Search term "true": copy each line of the data containing it.

___ Record excerpts

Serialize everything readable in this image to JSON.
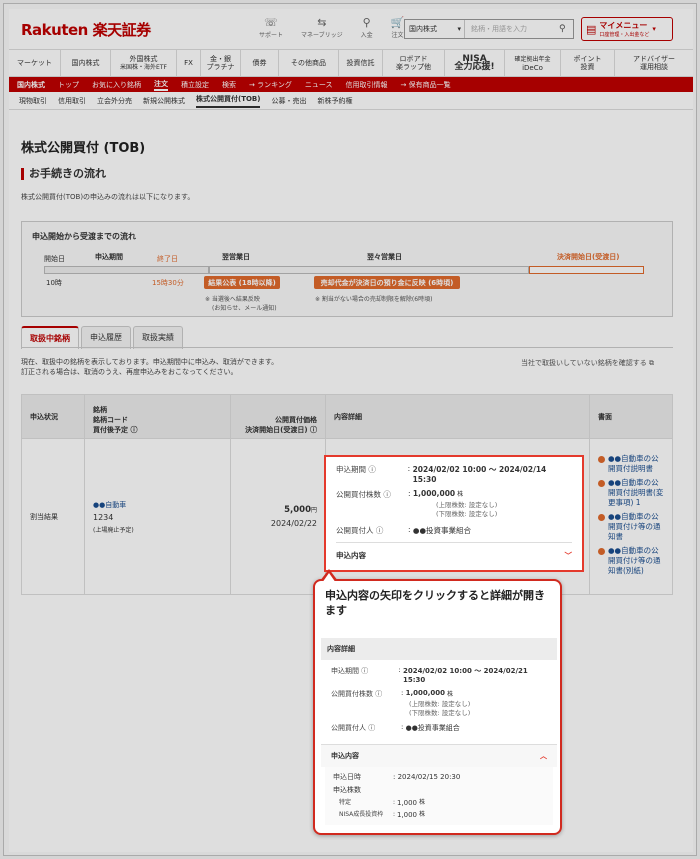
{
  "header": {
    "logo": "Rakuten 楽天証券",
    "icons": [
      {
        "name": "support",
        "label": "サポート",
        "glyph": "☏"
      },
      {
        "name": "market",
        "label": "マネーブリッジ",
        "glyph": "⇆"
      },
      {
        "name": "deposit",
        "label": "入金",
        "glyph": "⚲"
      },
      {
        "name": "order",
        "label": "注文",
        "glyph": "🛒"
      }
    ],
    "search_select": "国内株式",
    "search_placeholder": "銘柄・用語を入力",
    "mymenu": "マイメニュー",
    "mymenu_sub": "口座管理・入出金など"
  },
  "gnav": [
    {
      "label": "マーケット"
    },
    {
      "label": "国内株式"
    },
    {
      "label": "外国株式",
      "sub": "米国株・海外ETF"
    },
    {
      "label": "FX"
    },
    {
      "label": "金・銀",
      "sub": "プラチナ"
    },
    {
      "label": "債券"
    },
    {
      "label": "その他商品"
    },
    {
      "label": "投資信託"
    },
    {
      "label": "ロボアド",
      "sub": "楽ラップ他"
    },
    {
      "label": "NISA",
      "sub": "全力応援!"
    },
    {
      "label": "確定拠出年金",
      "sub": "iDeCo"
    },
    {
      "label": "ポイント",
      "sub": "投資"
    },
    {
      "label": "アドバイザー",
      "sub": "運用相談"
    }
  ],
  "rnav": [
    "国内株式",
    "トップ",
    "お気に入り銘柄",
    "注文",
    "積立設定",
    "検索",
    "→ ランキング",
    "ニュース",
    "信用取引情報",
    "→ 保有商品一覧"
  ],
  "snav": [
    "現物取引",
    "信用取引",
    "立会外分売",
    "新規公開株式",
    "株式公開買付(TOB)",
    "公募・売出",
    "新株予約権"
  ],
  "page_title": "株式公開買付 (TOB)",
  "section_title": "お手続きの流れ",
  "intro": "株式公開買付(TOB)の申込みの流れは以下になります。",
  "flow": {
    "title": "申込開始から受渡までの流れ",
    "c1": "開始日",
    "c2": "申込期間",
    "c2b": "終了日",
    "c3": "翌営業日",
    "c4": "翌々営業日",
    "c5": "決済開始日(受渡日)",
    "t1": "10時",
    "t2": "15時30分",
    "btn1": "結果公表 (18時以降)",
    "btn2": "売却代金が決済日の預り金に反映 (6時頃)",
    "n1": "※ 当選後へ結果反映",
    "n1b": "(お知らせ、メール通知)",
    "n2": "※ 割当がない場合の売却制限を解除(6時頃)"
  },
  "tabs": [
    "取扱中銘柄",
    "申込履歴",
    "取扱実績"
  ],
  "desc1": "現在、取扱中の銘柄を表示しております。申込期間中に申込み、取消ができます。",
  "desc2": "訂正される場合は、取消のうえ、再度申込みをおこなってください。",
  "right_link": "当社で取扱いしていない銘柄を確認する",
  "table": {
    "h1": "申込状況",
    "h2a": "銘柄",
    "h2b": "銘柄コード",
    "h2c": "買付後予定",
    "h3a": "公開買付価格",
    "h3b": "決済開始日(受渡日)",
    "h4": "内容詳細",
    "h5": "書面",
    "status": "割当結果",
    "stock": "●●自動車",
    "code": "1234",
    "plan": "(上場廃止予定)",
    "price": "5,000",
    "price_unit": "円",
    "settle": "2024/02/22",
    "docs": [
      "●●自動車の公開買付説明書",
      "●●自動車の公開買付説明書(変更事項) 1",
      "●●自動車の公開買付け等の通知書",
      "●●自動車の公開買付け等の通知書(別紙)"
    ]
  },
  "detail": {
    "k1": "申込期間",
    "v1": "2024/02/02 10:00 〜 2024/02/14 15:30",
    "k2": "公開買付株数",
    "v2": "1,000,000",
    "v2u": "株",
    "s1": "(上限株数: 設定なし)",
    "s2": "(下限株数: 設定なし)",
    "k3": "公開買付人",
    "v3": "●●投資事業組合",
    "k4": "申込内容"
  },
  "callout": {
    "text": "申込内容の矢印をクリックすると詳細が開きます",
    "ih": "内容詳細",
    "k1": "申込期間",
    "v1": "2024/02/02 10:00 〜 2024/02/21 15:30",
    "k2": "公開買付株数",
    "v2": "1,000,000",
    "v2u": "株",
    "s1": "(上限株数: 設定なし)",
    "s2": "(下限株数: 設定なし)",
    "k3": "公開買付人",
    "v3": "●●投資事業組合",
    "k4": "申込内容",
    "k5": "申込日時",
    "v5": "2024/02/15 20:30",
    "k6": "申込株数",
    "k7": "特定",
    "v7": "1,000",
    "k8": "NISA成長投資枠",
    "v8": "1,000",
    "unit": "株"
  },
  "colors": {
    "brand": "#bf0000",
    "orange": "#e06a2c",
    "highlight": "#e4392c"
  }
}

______
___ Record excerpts

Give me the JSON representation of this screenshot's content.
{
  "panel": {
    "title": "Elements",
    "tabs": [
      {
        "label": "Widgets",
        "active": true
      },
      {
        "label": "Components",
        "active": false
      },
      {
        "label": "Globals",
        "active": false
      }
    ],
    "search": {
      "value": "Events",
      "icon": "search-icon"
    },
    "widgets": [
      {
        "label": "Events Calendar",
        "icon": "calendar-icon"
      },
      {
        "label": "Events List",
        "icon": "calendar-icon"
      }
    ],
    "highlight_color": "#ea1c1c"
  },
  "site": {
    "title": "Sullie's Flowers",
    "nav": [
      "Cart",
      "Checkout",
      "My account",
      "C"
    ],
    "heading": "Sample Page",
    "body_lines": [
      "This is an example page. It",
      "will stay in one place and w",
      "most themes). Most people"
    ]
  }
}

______
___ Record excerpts

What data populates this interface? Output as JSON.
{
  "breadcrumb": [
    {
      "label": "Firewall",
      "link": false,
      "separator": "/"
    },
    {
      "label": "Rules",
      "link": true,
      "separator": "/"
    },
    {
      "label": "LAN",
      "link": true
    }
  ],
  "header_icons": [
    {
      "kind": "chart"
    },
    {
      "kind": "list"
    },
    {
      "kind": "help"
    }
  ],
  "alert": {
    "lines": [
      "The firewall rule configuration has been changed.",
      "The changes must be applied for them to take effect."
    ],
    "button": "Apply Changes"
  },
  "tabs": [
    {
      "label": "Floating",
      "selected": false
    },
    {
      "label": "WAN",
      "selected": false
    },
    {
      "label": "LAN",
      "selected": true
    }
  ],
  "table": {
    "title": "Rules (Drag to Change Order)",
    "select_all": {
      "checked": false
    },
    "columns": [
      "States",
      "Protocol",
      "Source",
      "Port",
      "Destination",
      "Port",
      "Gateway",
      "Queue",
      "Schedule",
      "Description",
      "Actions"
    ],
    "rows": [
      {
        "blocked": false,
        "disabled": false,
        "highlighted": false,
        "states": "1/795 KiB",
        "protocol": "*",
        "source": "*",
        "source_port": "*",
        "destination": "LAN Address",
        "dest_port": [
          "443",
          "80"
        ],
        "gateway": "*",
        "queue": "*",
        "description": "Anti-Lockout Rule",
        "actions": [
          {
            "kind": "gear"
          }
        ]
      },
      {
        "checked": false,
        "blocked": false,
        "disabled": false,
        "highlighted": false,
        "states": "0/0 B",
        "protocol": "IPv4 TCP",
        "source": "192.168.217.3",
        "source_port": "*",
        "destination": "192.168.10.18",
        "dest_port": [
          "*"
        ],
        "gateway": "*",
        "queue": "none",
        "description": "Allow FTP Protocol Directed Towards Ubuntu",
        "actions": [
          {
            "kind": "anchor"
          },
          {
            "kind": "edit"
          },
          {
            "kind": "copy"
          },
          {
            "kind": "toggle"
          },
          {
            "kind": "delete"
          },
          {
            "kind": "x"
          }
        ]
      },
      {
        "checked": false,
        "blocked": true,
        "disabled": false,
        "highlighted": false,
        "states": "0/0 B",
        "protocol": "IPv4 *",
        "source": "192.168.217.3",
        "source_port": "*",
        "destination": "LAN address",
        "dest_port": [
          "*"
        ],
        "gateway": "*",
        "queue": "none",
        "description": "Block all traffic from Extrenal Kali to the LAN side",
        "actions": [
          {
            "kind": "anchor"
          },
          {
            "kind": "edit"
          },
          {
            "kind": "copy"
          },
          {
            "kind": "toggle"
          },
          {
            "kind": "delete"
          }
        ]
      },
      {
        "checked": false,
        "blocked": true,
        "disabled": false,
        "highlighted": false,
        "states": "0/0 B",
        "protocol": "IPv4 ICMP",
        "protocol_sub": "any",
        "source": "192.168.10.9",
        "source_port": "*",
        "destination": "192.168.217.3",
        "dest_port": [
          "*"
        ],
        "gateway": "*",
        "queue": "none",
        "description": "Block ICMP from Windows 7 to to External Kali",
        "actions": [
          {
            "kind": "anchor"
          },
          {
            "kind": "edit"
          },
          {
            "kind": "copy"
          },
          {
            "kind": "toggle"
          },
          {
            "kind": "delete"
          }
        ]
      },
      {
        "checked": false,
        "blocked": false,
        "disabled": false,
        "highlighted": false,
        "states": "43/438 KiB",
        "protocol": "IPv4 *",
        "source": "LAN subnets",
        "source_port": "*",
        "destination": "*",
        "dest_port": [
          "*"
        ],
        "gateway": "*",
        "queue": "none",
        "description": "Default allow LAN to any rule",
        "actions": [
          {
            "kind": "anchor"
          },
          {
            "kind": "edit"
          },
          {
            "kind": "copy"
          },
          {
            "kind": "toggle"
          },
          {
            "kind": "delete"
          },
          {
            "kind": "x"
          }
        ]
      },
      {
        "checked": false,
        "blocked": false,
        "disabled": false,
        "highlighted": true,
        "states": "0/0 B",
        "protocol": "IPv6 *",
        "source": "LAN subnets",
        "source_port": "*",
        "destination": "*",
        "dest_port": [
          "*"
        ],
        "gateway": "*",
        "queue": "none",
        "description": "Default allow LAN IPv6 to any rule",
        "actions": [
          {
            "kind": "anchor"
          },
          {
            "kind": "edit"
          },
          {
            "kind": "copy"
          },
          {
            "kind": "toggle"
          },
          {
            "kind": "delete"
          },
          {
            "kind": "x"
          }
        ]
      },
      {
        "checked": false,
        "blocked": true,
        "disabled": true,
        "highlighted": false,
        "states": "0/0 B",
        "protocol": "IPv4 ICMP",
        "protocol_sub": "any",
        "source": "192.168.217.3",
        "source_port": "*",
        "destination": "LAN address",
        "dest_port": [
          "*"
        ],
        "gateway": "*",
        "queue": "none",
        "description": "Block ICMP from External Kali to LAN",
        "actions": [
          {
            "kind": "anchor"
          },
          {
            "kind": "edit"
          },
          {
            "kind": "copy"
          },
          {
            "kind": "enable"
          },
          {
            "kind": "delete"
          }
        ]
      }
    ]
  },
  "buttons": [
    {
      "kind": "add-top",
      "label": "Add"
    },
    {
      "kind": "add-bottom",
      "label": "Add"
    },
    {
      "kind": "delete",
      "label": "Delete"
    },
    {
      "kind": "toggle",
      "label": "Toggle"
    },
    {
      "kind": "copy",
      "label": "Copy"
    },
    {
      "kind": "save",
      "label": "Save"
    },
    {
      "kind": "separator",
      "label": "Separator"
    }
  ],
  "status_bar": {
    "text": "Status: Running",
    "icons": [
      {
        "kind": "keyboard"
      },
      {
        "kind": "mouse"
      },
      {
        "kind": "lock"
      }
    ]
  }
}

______

* _Task output_
        "active": true
      "link": true,
      "link": true
      "selected": true
        "blocked": true,
        "blocked": true,
        "highlighted": true,
        "blocked": true,
        "disabled": true,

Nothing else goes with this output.